- **DATA TO PROCESS**:
·····

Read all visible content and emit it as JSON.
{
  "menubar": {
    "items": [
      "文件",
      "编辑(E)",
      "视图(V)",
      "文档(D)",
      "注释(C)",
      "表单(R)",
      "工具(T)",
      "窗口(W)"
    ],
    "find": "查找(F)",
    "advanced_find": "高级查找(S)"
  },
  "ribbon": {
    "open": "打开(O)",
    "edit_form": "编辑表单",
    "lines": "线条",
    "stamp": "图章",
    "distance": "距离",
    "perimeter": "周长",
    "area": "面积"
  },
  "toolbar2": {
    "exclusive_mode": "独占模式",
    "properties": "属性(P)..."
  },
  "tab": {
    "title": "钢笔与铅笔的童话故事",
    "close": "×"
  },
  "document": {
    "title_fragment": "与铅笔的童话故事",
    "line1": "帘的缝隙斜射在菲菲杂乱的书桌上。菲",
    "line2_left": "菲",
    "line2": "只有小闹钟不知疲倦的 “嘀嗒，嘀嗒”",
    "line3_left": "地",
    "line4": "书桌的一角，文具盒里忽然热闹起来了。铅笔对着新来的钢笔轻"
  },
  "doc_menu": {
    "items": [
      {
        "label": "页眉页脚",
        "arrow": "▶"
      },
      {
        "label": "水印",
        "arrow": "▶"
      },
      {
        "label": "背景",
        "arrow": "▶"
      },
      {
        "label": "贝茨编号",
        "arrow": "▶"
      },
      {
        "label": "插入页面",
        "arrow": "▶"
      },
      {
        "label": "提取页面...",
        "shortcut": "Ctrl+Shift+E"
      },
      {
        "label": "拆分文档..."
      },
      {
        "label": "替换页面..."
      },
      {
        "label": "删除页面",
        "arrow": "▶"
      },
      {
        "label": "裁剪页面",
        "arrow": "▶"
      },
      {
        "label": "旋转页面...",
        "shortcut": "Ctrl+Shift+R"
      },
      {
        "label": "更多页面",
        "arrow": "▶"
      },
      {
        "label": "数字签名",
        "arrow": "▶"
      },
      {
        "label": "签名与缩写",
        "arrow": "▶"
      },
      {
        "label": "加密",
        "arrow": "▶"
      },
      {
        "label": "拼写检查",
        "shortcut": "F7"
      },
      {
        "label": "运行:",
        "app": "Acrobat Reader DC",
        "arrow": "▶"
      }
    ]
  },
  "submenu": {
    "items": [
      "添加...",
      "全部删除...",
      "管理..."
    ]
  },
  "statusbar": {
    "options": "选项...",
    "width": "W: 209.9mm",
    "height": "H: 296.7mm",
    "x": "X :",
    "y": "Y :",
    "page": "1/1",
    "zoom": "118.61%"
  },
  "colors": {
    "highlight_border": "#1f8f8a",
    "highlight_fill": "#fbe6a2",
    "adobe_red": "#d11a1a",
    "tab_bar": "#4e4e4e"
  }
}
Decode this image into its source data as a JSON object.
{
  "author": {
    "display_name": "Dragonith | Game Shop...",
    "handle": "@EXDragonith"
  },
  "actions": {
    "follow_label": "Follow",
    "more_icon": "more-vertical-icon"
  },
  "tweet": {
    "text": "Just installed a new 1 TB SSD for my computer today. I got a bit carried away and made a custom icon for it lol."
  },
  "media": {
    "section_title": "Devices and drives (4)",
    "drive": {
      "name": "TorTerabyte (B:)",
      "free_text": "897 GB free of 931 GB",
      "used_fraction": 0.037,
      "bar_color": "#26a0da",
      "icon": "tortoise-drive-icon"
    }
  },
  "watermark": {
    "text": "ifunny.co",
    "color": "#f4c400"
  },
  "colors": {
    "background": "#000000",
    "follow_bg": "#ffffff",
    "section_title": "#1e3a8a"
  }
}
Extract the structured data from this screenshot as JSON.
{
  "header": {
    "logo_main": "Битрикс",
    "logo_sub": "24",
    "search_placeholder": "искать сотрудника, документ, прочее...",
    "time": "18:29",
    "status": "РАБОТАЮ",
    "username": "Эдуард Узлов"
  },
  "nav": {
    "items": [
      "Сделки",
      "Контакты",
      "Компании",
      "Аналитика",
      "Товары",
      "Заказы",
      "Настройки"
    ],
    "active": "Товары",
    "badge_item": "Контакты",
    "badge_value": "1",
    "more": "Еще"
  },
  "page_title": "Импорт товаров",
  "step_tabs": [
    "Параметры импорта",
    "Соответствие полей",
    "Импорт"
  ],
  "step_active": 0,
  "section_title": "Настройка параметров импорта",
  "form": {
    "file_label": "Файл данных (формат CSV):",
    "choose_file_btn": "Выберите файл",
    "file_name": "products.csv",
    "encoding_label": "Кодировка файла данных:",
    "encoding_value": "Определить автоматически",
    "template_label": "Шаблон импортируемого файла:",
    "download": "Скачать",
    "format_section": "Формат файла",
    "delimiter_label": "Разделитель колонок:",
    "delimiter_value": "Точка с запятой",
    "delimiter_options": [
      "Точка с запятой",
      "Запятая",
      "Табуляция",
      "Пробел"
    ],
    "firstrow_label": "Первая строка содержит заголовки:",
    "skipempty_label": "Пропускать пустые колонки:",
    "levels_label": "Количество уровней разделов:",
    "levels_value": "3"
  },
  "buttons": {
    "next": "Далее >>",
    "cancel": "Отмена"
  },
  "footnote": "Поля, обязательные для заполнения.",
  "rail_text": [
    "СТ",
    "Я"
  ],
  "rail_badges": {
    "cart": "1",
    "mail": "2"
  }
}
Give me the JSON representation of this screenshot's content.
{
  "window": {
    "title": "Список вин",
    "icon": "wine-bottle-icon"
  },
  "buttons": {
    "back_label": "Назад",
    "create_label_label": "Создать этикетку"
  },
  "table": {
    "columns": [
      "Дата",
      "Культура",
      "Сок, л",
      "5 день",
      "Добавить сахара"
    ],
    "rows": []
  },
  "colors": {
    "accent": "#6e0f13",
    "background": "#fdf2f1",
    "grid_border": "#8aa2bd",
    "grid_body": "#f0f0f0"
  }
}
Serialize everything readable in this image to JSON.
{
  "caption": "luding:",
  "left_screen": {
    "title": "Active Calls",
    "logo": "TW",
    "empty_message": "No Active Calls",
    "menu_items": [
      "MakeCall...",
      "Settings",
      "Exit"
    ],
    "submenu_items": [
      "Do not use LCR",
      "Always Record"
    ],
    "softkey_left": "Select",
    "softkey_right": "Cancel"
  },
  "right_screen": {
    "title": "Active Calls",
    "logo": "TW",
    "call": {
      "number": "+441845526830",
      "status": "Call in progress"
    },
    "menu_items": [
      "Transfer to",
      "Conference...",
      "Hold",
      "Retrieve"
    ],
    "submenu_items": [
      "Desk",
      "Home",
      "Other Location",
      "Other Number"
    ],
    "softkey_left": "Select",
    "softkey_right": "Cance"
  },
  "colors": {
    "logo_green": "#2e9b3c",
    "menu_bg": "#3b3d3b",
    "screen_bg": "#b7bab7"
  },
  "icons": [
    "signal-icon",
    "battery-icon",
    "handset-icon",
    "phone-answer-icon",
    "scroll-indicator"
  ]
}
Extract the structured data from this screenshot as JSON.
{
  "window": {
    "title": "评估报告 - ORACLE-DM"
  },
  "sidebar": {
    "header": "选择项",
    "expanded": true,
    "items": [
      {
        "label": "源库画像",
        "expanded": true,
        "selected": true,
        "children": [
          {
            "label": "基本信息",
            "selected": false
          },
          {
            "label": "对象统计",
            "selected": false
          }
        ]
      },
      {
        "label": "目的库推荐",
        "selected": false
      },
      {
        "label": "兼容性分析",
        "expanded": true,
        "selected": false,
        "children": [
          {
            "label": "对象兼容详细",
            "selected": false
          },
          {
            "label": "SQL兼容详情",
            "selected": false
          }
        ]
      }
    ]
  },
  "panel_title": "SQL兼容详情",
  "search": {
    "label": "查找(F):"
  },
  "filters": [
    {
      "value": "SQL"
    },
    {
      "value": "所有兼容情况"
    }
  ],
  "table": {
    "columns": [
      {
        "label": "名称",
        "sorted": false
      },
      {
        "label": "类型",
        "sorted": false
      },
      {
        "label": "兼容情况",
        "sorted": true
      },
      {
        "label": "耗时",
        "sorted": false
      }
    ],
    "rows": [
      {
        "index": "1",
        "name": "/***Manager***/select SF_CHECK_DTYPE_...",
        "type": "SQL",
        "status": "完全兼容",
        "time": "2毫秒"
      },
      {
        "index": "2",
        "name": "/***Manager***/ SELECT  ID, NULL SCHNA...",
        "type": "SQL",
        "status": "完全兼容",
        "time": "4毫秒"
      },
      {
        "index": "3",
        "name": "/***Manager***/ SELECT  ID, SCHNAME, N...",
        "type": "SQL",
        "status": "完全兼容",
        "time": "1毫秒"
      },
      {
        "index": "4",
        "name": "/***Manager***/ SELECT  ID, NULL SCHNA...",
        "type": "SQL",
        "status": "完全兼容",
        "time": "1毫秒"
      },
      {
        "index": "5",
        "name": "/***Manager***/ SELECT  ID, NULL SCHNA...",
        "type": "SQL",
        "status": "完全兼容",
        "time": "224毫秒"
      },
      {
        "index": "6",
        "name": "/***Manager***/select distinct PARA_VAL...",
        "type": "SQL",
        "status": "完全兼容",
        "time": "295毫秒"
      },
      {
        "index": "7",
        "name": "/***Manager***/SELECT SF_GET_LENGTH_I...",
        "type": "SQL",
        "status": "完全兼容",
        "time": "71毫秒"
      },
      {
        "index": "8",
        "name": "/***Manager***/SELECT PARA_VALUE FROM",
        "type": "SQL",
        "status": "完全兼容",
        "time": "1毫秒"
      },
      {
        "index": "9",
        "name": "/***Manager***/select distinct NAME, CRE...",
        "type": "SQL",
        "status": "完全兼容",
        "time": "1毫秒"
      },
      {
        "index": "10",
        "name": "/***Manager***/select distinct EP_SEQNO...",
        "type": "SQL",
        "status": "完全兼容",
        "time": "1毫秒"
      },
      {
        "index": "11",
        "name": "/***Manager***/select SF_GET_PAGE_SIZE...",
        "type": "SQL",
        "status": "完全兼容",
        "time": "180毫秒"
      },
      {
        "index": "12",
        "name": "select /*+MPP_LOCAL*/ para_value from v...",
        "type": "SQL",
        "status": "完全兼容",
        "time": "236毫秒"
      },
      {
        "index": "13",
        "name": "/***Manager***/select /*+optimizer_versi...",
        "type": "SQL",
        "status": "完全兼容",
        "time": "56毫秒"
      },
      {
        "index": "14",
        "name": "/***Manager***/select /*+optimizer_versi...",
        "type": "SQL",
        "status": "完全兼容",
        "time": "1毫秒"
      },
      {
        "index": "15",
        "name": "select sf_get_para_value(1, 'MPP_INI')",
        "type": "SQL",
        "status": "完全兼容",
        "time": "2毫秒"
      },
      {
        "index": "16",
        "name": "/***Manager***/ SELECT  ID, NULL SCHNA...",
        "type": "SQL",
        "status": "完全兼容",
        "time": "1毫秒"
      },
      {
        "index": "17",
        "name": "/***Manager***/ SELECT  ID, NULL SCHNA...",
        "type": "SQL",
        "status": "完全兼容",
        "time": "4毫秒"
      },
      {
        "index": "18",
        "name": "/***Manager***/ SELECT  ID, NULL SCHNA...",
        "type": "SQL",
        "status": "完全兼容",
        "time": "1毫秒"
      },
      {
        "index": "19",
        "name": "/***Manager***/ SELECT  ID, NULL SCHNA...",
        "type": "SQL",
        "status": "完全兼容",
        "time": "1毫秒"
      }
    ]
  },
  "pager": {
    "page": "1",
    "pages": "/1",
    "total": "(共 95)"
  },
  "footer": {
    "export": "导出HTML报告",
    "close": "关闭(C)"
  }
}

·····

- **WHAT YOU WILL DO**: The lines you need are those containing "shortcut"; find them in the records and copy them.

- **ANSWER BOX**:
        "shortcut": "Ctrl+Shift+E"
        "shortcut": "Ctrl+Shift+R"
        "shortcut": "F7"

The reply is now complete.